Or sell the book on a dedicated website, or eCommerce site or through an affiliate system. The Affiliate system is a huge area, as there is a queue of people looking to sell your book for you if you give them a percentage of the profits. They would become affiliates to you and be almost like paid sales staff in a sense.
Amazon Self Publishing: Don't Sign A Publishing Deal Until You Have Watched This!
There is the argument that all books need editors and typesetters, copy editors and PR people. There are many people in the bureaucracy of a publishing establishment who can add value to your book. And many best-selling writers seem to back that up, which is why they stay with their mainstream publishers.
But some writers have found themselves like those boxers who have been in many battles only to find their management favor newer younger blood as older blood slows down or falls by the wayside after too many "losses". Publishers will back the ones they feel are less risky, more certain to be successful. They take the easy or "safe" option. It can be argued that no one will fight your corner better than you or whoever believes in you. Or sell or promote you better than you. And who can do that?
Traditional publishers have "budgets" beyond which they will simply not go. The amount of money they have is divided amongst all the writers in their books. So it lessens what is available, as more and more writers drop those publishers for self publishing. A smaller pool of writers generates a smaller income for the firm, and so less money to put into budgets.
Where do publishers get their revenue from anyway? Selling books! If a publisher claims he can increase a book's longevity or writer's persona in the limelight better than you can, then you could offset that and get PR people to help promote you and your book.
Lulu.com is showing writers how a book can burst into existence in two weeks as opposed to a 9 - 12 months cycle, using the traditional route. Now, services like CreateSpace lowers the entry costs for self-publishing more again. They are moving to replace the few value-adds that publishers still offer, such as editorial and marketing support. (You still have to fill that void and edit and promote yourself, except the web offers so much for the budding writer.) These online services are wearing away the traditional stigma of the "vanity press" and providing you the writer with a broader, more profitable platform. You don't need the superstructure and processes of a publisher.

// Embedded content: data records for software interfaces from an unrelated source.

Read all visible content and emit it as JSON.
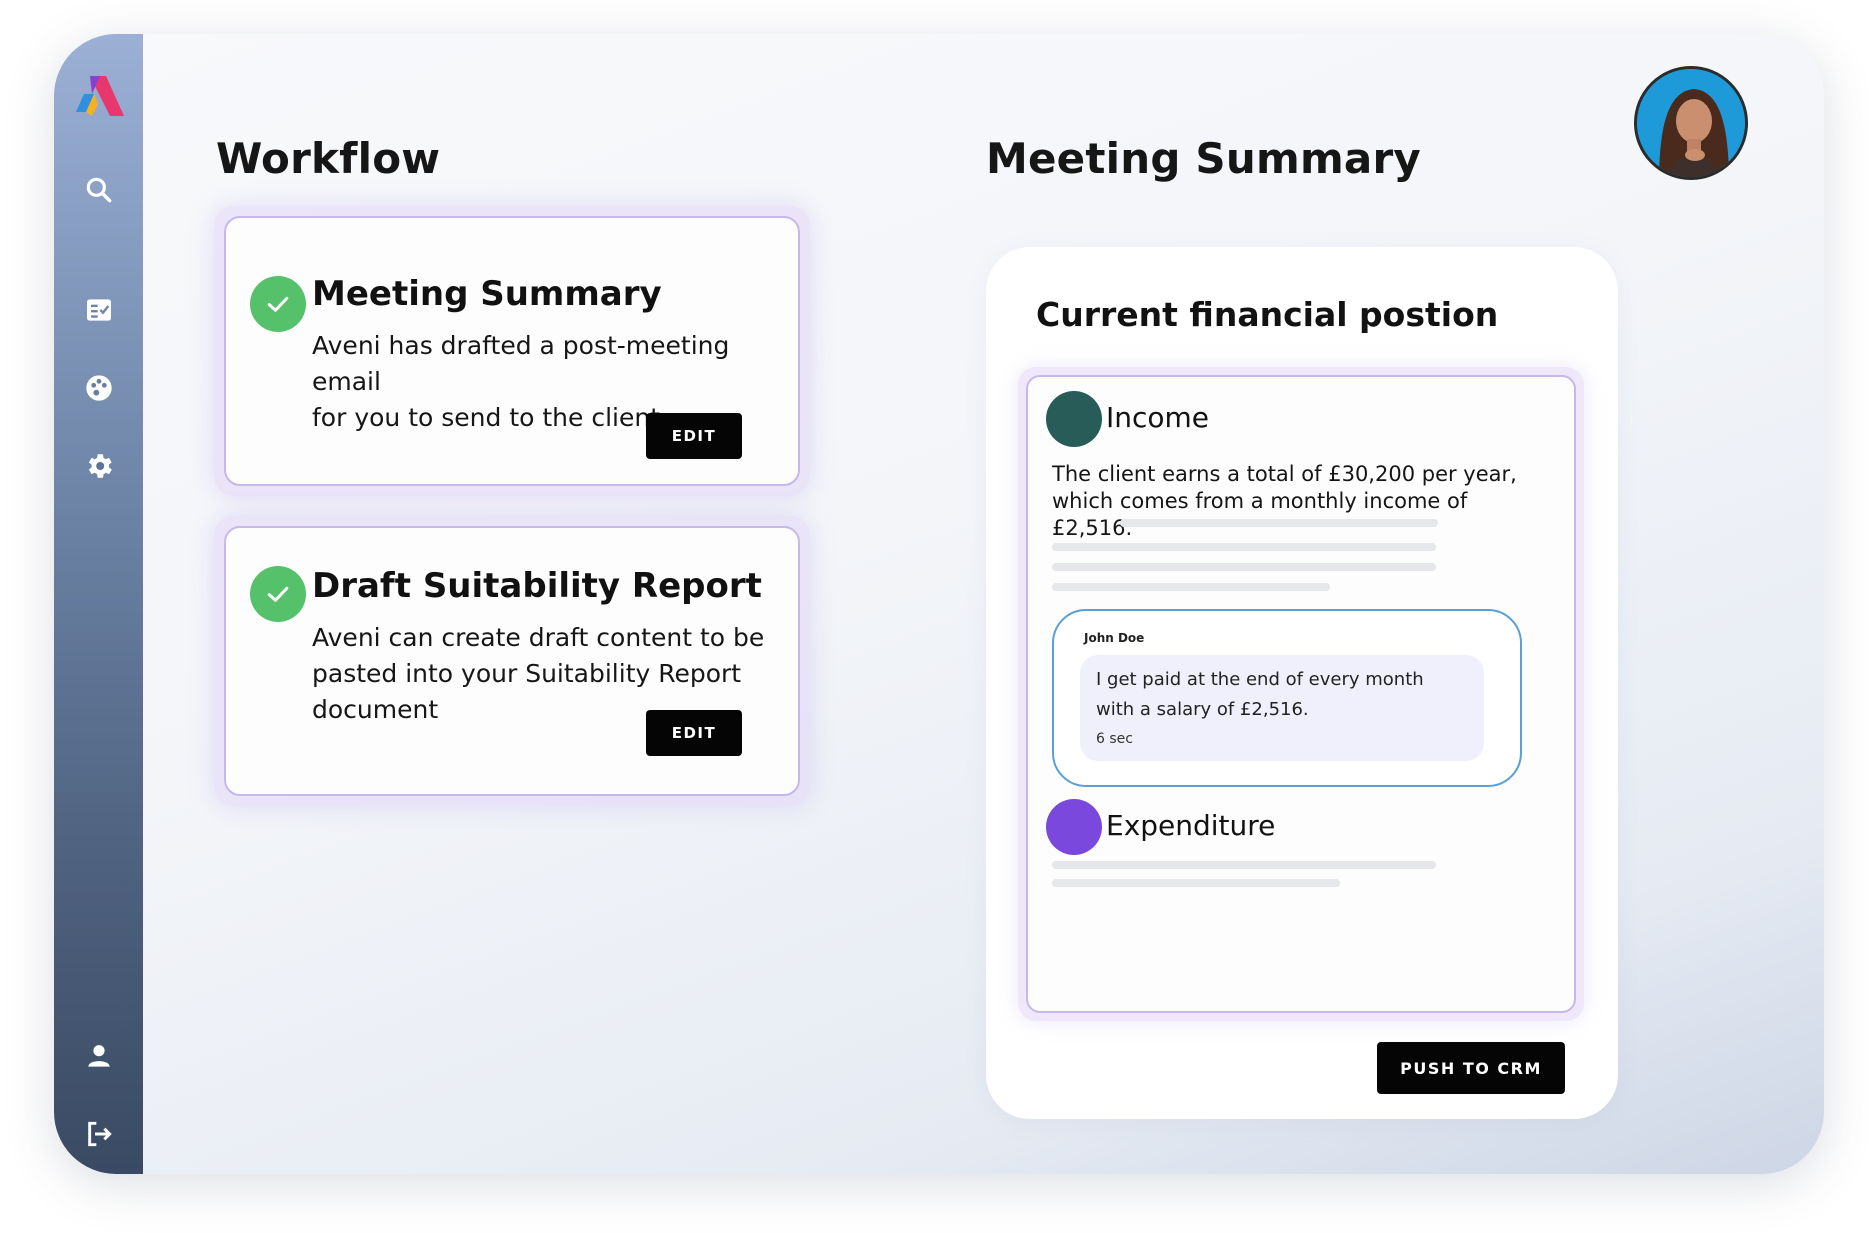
{
  "sidebar": {
    "logo": "aveni-logo",
    "icons": [
      "search-icon",
      "task-list-icon",
      "palette-icon",
      "settings-icon",
      "user-icon",
      "logout-icon"
    ]
  },
  "workflow": {
    "heading": "Workflow",
    "cards": [
      {
        "title": "Meeting Summary",
        "description_lines": [
          "Aveni has drafted a post-meeting email",
          "for you to send to the client"
        ],
        "button_label": "EDIT",
        "status": "complete"
      },
      {
        "title": "Draft Suitability Report",
        "description_lines": [
          "Aveni can create draft content to be",
          "pasted into your Suitability Report",
          "document"
        ],
        "button_label": "EDIT",
        "status": "complete"
      }
    ]
  },
  "summary": {
    "heading": "Meeting Summary",
    "subtitle": "Current financial postion",
    "income": {
      "label": "Income",
      "color": "#275c58",
      "text_lines": [
        "The client earns a total of £30,200 per year,",
        "which comes from a monthly income of",
        "£2,516."
      ]
    },
    "transcript": {
      "speaker": "John Doe",
      "message_lines": [
        "I get paid at the end of every month",
        "with a salary of £2,516."
      ],
      "time": "6 sec"
    },
    "expenditure": {
      "label": "Expenditure",
      "color": "#7a48dc"
    },
    "push_button_label": "PUSH TO CRM"
  },
  "colors": {
    "check_green": "#56c16b",
    "card_border": "#c7b8ec",
    "transcript_border": "#5a9fd8",
    "button_black": "#050505"
  }
}
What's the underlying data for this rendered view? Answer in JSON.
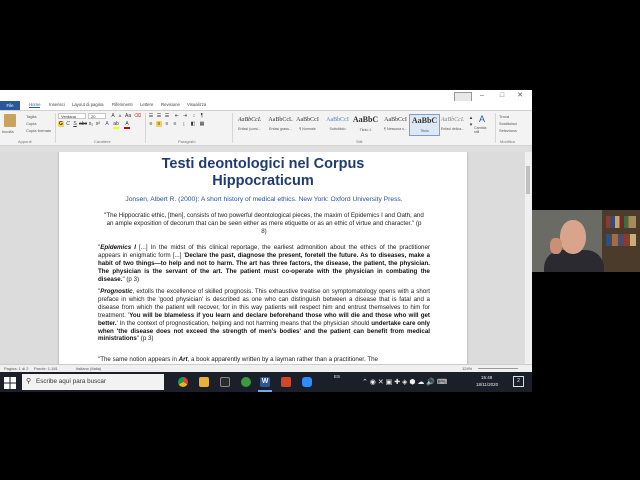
{
  "word": {
    "title_center": "",
    "tabs": [
      "File",
      "Home",
      "Inserisci",
      "Layout di pagina",
      "Riferimenti",
      "Lettere",
      "Revisione",
      "Visualizza"
    ],
    "active_tab": "Home",
    "clipboard": {
      "paste": "Incolla",
      "cut": "Taglia",
      "copy": "Copia",
      "format_painter": "Copia formato",
      "group": "Appunti"
    },
    "font": {
      "name": "Verdana",
      "size": "20",
      "group": "Carattere"
    },
    "paragraph_group": "Paragrafo",
    "styles_group": "Stili",
    "styles": [
      {
        "sample": "AaBbCcL",
        "name": "Enfasi (corsi..."
      },
      {
        "sample": "AaBbCcL",
        "name": "Enfasi grass..."
      },
      {
        "sample": "AaBbCcI",
        "name": "¶ Normale"
      },
      {
        "sample": "AaBbCcI",
        "name": "Sottotitolo"
      },
      {
        "sample": "AaBbC",
        "name": "Titolo 1"
      },
      {
        "sample": "AaBbCcI",
        "name": "¶ Nessuna s..."
      },
      {
        "sample": "AaBbC",
        "name": "Titolo"
      },
      {
        "sample": "AaBbCcL",
        "name": "Enfasi delica..."
      }
    ],
    "change_styles": "Cambia stili",
    "editing": {
      "find": "Trova",
      "replace": "Sostituisci",
      "select": "Seleziona",
      "group": "Modifica"
    },
    "status": {
      "page": "Pagina: 1 di 2",
      "words": "Parole: 1.181",
      "lang": "Italiano (Italia)",
      "zoom": "124%"
    }
  },
  "document": {
    "title_line1": "Testi deontologici nel Corpus",
    "title_line2": "Hippocraticum",
    "citation": "Jonsen, Albert R. (2000): A short history of medical ethics. New York: Oxford University Press.",
    "p1": "\"The Hippocratic ethic, [then], consists of two powerful deontological pieces, the maxim of Epidemics I and Oath, and an ample exposition of decorum that can be seen either as mere etiquette or as an ethic of virtue and character.\" (p 8)",
    "p2_html": "\"<b><i>Epidemics I</i></b> [...] In the midst of this clinical reportage, the earliest admonition about the ethics of the practitioner appears in enigmatic form [...] '<b>Declare the past, diagnose the present, foretell the future. As to diseases, make a habit of two things—to help and not to harm. The art has three factors, the disease, the patient, the physician. The physician is the servant of the art. The patient must co-operate with the physician in combating the disease.</b>\" (p 3)",
    "p3_html": "\"<b><i>Prognostic</i></b>, extolls the excellence of skilled prognosis. This exhaustive treatise on symptomatology opens with a short preface in which the 'good physician' is described as one who can distinguish between a disease that is fatal and a disease from which the patient will recover, for in this way patients will respect him and entrust themselves to him for treatment. '<b>You will be blameless if you learn and declare beforehand those who will die and those who will get better.</b>' In the context of prognostication, helping and not harming means that the physician should <b>undertake care only when 'the disease does not exceed the strength of men's bodies' and the patient can benefit from medical ministrations</b>\" (p 3)",
    "p4_html": "\"The same notion appears in <b><i>Art</i></b>, a book apparently written by a layman rather than a practitioner. The"
  },
  "taskbar": {
    "search_placeholder": "Escribe aquí para buscar",
    "lang": "ES",
    "time": "15:48",
    "date": "18/11/2020",
    "notifications": "2"
  },
  "colors": {
    "word_blue": "#2b579a",
    "title_navy": "#1f3b73",
    "taskbar": "#1b1f2a"
  }
}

I have included a video below from Author Robert Plank who shows how to self publish on Amazon CreateSpace. The video lasts approximately 40 minutes. It includes cover design, uploading the manuscript in MS Word form, ISBN numbers and publishing and payment. Enjoy! Now embrace the change - and get self-published.
Updated September 2014.
Copyright (c) 2012 - 2014 Cassy Mantis. All rights reserved. Videos are copyright of their respective title holders. All named companies and trademarks are copyright of their respective owners.